Syllabus / Professionals 101
What a General Contractors do (and do not)
What do general contractors, user interface designers, actuaries and data scientists all have in common? They all top the list of misunderstood professions.
What a General Contractor does
When you hire a general contractor, their principle role is to marshal and manage the necessary human and material resources to achieve the agreed-upon design and scope of work for your project.
Their years of experience in the field, management ability, business acumen, familiarity with current construction methods and access to skilled tradespeople is the cornerstone of your project’s success.
Your general contractor will be expected to take full responsibility for estimating your project’s material and human-resource cost and is highly motivated to find the best possible price among their subcontractors and suppliers without compromising on quality. Then once you have accepted their bid, they are responsible for sequencing, managing and integrating all suppliers and subcontractors into a seamless workflow to successfully deliver your project to quality, on schedule and on budget.
They are required to do all of this while fielding the unexpected– from unexpected issues in construction, managing the expectations of understandably emotional owners to material delays, inclement weather and traffic. It is no easy task.
What a General Contractor does not do
There are several myths about general contracting. Here are a few of the things that experienced, successful general contractors do not typically do:
Work on site: although most general contractors have “come up through a trade” (mostly via carpentry as its the profession that interacts most with all others), a general contractor is too busy managing a project, or several*, to be available to carry out construction work on site– this is best left to the dedicated and specialized skilled labor the general contractor has hired.
Specialize in a certain style: Owners often worry about the general contractor’s ability to meet the demanding or aesthetic style of their design vision. “Has the contractor done a modernist home before?”
This actually speaks to the experience level of the architect more than the general contractor. When architect’s interview general contractors, they typically ask them about their company’s history, management structure and experience level of various employees and sub-contractors. These are considered the fundamental metrics of a general contractor.
That said, a general contractor with only traditional work in their portfolio may be rusty in the nuances, traps and tricks of a modernist vocabulary. For example, the preparation work involved after rough framing for reveal bases, frameless grilles and jambs is very different on a modernist home than on a traditional one.

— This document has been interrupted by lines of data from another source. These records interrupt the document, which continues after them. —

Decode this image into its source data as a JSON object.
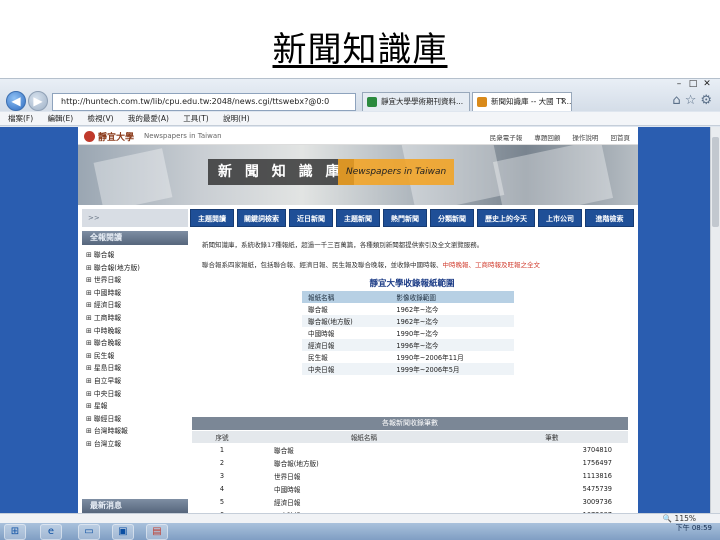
{
  "slide_title": "新聞知識庫",
  "browser": {
    "address": "http://huntech.com.tw/lib/cpu.edu.tw:2048/news.cgi/ttswebx?@0:0",
    "address_controls": "▾ ⌕ ▾ ✕",
    "tabs": [
      {
        "label": "靜宜大學學術期刊資料..."
      },
      {
        "label": "新聞知識庫 -- 大國 TT..."
      }
    ],
    "menu": [
      "檔案(F)",
      "編輯(E)",
      "檢視(V)",
      "我的最愛(A)",
      "工具(T)",
      "說明(H)"
    ],
    "zoom": "🔍 115%"
  },
  "site": {
    "logo": "靜宜大學",
    "logo_en": "Newspapers in Taiwan",
    "top_links": [
      "民衆電子報",
      "專題回顧",
      "操作說明",
      "回首頁"
    ],
    "banner_title": "新 聞 知 識 庫",
    "banner_title_en": "Newspapers in Taiwan",
    "nav": [
      "主題閱讀",
      "關鍵詞檢索",
      "近日新聞",
      "主題新聞",
      "熱門新聞",
      "分類新聞",
      "歷史上的今天",
      "上市公司",
      "進階檢索"
    ],
    "left_strip": ">>",
    "tree_heading": "全報閱讀",
    "tree_items": [
      "聯合報",
      "聯合報(地方版)",
      "世界日報",
      "中國時報",
      "經濟日報",
      "工商時報",
      "中時晚報",
      "聯合晚報",
      "民生報",
      "星島日報",
      "自立早報",
      "中央日報",
      "星報",
      "聯經日報",
      "台灣時報報",
      "台灣立報"
    ],
    "news_heading": "最新消息",
    "intro_line_1": "新聞知識庫，系統收錄17種報紙，超過一千三百萬篇，各種類別新聞都提供索引及全文瀏覽服務。",
    "intro_line_2_a": "聯合報系四家報紙，包括聯合報、經濟日報、民生報及聯合晚報，並收錄中國時報、",
    "intro_line_2_b": "中時晚報、工商時報及旺報之全文",
    "collection_title": "靜宜大學收錄報紙範圍",
    "range_headers": [
      "報紙名稱",
      "影像收錄範圍"
    ],
    "range_rows": [
      [
        "聯合報",
        "1962年~迄今"
      ],
      [
        "聯合報(地方版)",
        "1962年~迄今"
      ],
      [
        "中國時報",
        "1990年~迄今"
      ],
      [
        "經濟日報",
        "1996年~迄今"
      ],
      [
        "民生報",
        "1990年~2006年11月"
      ],
      [
        "中央日報",
        "1999年~2006年5月"
      ]
    ],
    "stats_title": "各報新聞收錄筆數",
    "stats_headers": [
      "序號",
      "報紙名稱",
      "筆數"
    ],
    "stats_rows": [
      [
        "1",
        "聯合報",
        "3704810"
      ],
      [
        "2",
        "聯合報(地方版)",
        "1756497"
      ],
      [
        "3",
        "世界日報",
        "1113816"
      ],
      [
        "4",
        "中國時報",
        "5475739"
      ],
      [
        "5",
        "經濟日報",
        "3009736"
      ],
      [
        "6",
        "工商時報",
        "1072687"
      ]
    ]
  },
  "taskbar": {
    "clock": "下午 08:59"
  },
  "colors": {
    "browser_background": "#2a5db0",
    "nav_button": "#1f4f97",
    "section_header": "#56667c",
    "highlight": "#d03a2c"
  }
}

All that said, a good general contractor with good repeat business* rarely finds it difficult to hire away the best skilled labor to suit a projects design style.
Offer design input: Experienced general contractors understand the tremendous value they add as builders and leave design and style to the architects and interior designers. They know their core competencies lay in being able to offer superior construction methods and coordinate and manage the skilled labor needed to achieve the design.
Having a contractor that interjects aesthetic and design opinions can only dilute a design scheme, create confusion and potentially add cost and delays to a project.
* If a general contractor only does one project at a time, they're unlikely to have access to diverse trades of various skills or the volume of work to attract the best talent.